When the creature first began growing in Cassie’s armpit, she hid it with short-sleeved shirts and pretended it wasn’t there.

Over the Transom: The Voice

Helen Michaud

Most of these “Over the Transom” entries have their origins in trends that I discover in the notes that I make while reading submissions. Many of them talk about common pitfalls in creating a successful story, whether it’s neglecting to give characters enough definition or failing to let them make meaningful choices. This time, I’d like to talk about something that I often say about the stories that we do end up publishing.


Jonathan Crowe

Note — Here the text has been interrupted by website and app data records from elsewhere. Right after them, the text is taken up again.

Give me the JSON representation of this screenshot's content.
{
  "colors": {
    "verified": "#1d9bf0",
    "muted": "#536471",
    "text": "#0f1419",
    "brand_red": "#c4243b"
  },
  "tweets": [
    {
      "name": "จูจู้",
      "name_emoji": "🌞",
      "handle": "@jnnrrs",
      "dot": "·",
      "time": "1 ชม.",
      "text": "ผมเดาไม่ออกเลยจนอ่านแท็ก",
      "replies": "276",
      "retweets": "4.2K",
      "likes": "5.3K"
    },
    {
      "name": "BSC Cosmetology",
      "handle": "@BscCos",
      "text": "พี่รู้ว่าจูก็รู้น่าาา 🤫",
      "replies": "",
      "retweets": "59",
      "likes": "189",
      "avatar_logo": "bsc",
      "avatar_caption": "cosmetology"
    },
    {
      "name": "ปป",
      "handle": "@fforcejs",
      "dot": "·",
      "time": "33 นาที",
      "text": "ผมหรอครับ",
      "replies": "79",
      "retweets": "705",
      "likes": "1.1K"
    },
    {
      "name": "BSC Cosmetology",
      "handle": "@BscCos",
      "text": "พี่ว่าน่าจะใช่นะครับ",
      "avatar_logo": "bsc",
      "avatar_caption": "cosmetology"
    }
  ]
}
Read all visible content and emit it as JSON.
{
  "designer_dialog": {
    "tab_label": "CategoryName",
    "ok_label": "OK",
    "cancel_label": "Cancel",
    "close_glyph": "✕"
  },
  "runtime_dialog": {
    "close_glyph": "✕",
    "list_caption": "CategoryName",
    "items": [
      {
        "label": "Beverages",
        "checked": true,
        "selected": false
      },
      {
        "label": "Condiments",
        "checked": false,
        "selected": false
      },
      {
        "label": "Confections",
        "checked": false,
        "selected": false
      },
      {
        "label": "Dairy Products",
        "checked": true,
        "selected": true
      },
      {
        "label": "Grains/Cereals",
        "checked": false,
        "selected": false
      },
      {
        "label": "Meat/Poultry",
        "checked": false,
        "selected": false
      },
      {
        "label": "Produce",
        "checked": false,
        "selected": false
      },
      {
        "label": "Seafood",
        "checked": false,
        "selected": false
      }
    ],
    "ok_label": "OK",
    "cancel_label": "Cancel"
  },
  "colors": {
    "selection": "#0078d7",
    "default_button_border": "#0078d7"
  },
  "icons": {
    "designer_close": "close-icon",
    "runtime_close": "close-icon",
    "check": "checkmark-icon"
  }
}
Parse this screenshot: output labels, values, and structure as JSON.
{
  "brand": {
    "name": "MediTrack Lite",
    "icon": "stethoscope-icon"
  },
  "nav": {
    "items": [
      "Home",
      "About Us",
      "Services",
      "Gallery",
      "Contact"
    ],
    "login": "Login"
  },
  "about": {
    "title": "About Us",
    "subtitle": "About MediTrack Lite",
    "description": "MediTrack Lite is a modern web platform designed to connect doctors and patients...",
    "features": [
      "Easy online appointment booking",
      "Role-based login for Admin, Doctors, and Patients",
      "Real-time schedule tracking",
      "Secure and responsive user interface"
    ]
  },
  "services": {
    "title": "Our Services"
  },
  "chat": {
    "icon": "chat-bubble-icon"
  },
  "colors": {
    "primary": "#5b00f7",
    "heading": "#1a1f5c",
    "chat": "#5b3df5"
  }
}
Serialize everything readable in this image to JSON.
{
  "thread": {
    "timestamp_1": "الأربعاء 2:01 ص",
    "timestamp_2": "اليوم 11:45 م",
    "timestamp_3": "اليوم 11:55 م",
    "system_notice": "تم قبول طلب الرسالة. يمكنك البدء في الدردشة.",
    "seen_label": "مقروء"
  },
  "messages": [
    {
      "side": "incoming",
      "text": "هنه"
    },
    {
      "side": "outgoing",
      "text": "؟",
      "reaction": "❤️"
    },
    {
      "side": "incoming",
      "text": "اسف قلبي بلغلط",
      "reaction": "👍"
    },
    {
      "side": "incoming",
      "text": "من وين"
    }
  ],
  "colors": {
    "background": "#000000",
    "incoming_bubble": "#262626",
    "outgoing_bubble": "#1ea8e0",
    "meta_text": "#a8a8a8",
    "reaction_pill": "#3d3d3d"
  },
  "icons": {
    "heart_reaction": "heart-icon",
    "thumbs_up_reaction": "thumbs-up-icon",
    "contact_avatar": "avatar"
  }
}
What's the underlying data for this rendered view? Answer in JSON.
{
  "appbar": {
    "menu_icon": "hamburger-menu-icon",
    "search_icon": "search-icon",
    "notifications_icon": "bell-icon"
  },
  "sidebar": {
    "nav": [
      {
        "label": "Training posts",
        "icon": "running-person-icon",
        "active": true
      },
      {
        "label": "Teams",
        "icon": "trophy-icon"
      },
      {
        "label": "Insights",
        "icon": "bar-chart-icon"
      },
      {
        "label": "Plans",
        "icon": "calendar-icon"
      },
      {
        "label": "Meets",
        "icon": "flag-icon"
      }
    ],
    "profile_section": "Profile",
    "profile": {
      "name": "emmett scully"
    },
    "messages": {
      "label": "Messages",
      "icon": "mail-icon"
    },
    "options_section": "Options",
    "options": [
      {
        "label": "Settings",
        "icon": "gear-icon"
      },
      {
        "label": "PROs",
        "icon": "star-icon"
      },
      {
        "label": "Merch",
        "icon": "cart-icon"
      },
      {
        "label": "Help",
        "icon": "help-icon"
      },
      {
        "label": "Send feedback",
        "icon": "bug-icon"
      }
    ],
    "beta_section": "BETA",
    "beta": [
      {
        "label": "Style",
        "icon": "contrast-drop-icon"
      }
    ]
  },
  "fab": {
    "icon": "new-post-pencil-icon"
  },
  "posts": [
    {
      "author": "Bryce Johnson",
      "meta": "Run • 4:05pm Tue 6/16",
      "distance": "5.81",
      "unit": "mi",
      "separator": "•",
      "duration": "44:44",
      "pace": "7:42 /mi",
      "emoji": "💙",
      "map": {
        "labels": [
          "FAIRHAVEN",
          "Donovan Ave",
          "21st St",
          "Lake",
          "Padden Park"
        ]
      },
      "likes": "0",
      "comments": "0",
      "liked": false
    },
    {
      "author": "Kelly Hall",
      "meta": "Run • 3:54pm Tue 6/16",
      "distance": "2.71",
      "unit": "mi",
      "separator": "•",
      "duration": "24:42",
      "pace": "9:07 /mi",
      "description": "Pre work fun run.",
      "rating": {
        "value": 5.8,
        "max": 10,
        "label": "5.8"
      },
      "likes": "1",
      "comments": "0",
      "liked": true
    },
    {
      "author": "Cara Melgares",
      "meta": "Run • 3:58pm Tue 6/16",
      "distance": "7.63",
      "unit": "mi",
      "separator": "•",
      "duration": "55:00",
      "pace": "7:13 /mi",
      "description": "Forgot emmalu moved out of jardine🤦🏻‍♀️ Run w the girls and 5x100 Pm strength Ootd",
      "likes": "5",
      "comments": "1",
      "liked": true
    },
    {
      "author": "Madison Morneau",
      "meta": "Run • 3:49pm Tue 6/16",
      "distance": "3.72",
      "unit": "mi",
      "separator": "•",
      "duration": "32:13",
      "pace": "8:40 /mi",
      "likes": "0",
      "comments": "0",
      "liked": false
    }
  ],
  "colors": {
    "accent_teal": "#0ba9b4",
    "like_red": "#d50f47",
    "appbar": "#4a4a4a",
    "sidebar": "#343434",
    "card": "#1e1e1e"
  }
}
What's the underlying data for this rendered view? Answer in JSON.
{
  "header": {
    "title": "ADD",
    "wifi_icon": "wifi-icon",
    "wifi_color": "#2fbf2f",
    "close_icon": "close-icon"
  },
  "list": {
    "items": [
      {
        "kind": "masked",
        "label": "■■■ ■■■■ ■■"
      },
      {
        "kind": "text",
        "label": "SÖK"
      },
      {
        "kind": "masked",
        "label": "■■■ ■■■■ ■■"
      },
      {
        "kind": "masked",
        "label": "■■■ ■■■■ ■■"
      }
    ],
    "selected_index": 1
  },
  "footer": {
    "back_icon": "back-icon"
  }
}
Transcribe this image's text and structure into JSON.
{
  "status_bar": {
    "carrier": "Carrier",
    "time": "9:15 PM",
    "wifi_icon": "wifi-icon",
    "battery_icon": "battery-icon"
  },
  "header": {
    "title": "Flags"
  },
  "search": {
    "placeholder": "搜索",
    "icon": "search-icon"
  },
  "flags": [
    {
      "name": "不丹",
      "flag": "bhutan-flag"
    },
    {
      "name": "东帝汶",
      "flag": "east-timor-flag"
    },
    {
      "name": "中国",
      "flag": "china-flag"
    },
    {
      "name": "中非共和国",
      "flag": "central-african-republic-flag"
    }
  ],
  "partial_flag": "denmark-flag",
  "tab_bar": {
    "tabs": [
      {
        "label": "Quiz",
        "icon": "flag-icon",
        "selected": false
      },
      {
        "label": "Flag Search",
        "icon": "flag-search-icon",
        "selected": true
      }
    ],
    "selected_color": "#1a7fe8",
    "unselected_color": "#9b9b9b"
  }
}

Ruth Ozeki’s A Tale for the Time Being has managed the rare feat of winning acclaim on both sides of the genre divide: It not only won the Kitchies’ Red Tentacle Prize, a genre award, it was also shortlisted for the Man Booker Prize. (Something similar happened this year with Karen Joy Fowler’s We Were All Completely Beside Ourselves, which was shortlisted for both the Booker and the Nebula.) It’s what genre readers would call (and possibly dismiss as) a mainstream novel, but it’s unquestionably a work of what John Clute calls fantastika: It incorporates both fantasy and science fictional elements — on one level you could say that this a novel in which Zen Buddhism meets quantum mechanics — but those elements are put to use in decidedly non-genre ways.

Interactive Narrative and WordPlay

D.F. McCourt

This past weekend I had the honour of sitting on the jury for WordPlay 2014, an annual festival that celebrates writerly video games. Video games have incorporated text and prose almost since the beginning (“The princess is in another castle”), but the prevalence in games has waxed and waned.



AE thanks SF Canada





ISSN: 1925-3141